Adrian: Absolutely, to look at the components of it. What I’ve discovered is that you do the same stuff in a Waterfall software development approach as you do in an Agile software development approach, you just do it in a different lifecycle. The only difference is the lifecycle. So, Waterfall in software development terms is just a lifecycle.
Then I thought is that the same in project management, when people talk about traditional Waterfall project management? And I found exactly the same thing. You do all of the same stuff in a project with a Waterfall lifecycle as you do in any other project. So, actually there is no such thing as Waterfall project management.
Kerry: But wait. The roles and behaviors aren’t different?

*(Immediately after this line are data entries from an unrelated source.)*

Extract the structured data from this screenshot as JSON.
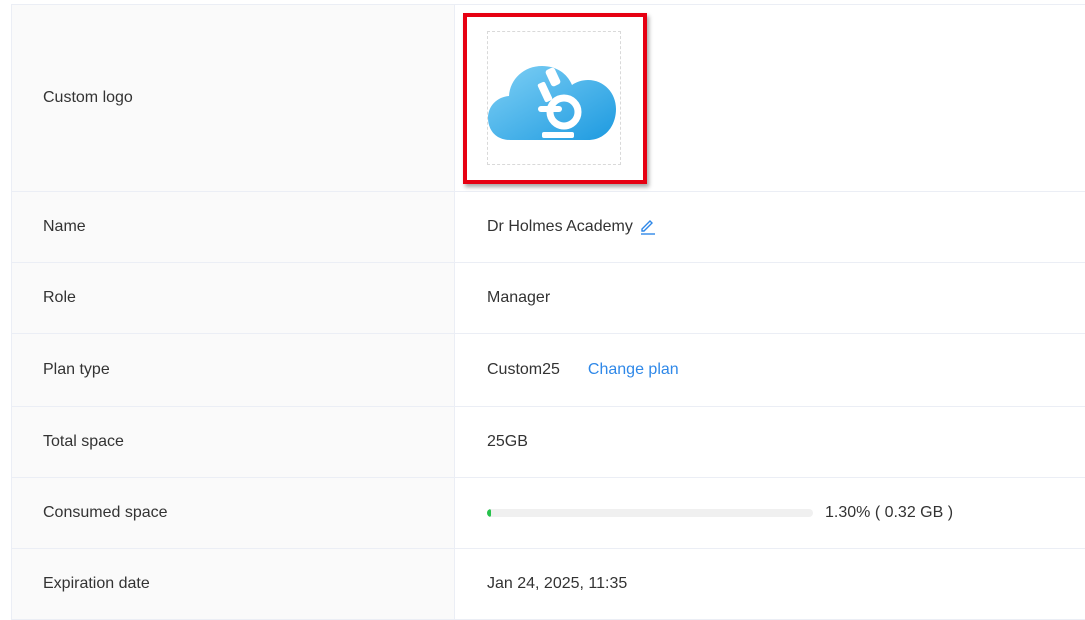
{
  "rows": {
    "logo": {
      "label": "Custom logo"
    },
    "name": {
      "label": "Name",
      "value": "Dr Holmes Academy"
    },
    "role": {
      "label": "Role",
      "value": "Manager"
    },
    "plan": {
      "label": "Plan type",
      "value": "Custom25",
      "link": "Change plan"
    },
    "total": {
      "label": "Total space",
      "value": "25GB"
    },
    "consumed": {
      "label": "Consumed space",
      "percent": 1.3,
      "text": "1.30% ( 0.32 GB )"
    },
    "expiration": {
      "label": "Expiration date",
      "value": "Jan 24, 2025, 11:35"
    }
  },
  "icons": {
    "logo": "cloud-microscope-icon",
    "edit": "pencil-icon"
  },
  "colors": {
    "link": "#2f88e8",
    "progress_fill": "#27c24c",
    "highlight": "#e60012",
    "logo_blue": "#3aa8e6"
  }
}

Adrian: This is the thing, because nobody anywhere, and I’m very happy to be corrected on this, but I haven’t been able to find anything written down that says this is what all of the roles are or the behaviors are. All of that stuff, no one has defined that for Waterfall. I’ve looked at anything from writings by McKinzie and Accenture and Price Waterhouse and PA Consulting to Forbes Magazine articles to endless blogs on LinkedIn. All anyone ever talks about, whether it’s for software development or project management, is the lifecycle. Nobody talks about roles, nobody talks about behaviors. It’s just mad.
Kerry: So, it’s like a secret. Everybody thinks everybody else knows what it is, so they don’t say anything.
Adrian: This is where I got into this, because there’s another Adrian who is fantastic, a guy called Adrian Dooley, who is really the ringmaster for something that has developed over here called The Praxis Framework, which is all public domain stuff and it’s brilliant. You need to talk to him.
Kerry: Hook me up.
Adrian: Absolutely. He came in for a lot of flack when people said, “Waterfall is traditional project management is rubbish and it’s awful,” so he made constructive critical comments and got jumped on by a lot of idiots, and then I defended him, and I got jumped on by some idiots. I thought fine, can you substantiate what you say? And they never bothered replying, or they can’t apart from being insulting, which means you lost the argument.
I thought I’ll look to see if there’s anything in it. What I’ve concluded is that there is nothing else, if you take out all of the stuff that is common between anything you might do, whether it’s Waterfall based software development with a linear lifecycle, or whether it’s the same thing in project management, if you take out all of the stuff that’s common, all you’re left with is the lifecycle. Nothing else. Everything else is common.
So, that’s it.
Kerry: Then it’s not worse than anything else.
Adrian: No. But when people talk about a Waterfall approach, there isn’t one. The trouble is, why that’s important is if you get hung up on the lifecycle, as I said before, in project management terms, there’s a load more going on inside of a project than just the lifecycle. If you get hung up on the lifecycle stuff, then you’re probably going to miss a far bigger picture and screw up your project.
The best thing to do is when someone says to you Waterfall approach, basically ignore them because they don’t know what they’re talking about.
Kerry: What if they’re your boss or something?
Adrian: I told you this is grumpy project manager day today.
Kerry: If it’s your boss, you have to be like, “Yes, let’s do that, and also let’s define roles and behaviors and make sure we have a project charter.”
Adrian: But you’re not doing it any different. It’s just project management. By all means, run a project using a Waterfall lifecycle if that’s the right lifecycle. Do software development using a Waterfall lifecycle if that’s the right lifecycle to use. But don’t do it because it’s a Waterfall cycle. There’s no evidence for that, there’s nothing to substantiate it.
Kerry: Adrian, this is by far the most controversial episode of The Best Project Portfolio Management Show.
Go and get Adrian’s book Agile Beyond IT: How to Develop Agility in Project Management in Any Sector. We’ll see you next time on The Best Project Portfolio Management Show by Appfire. You can find more episodes, some of which feature Adrian Pyne, at Hub.Appfire.com.
Last updated: 2022-11-22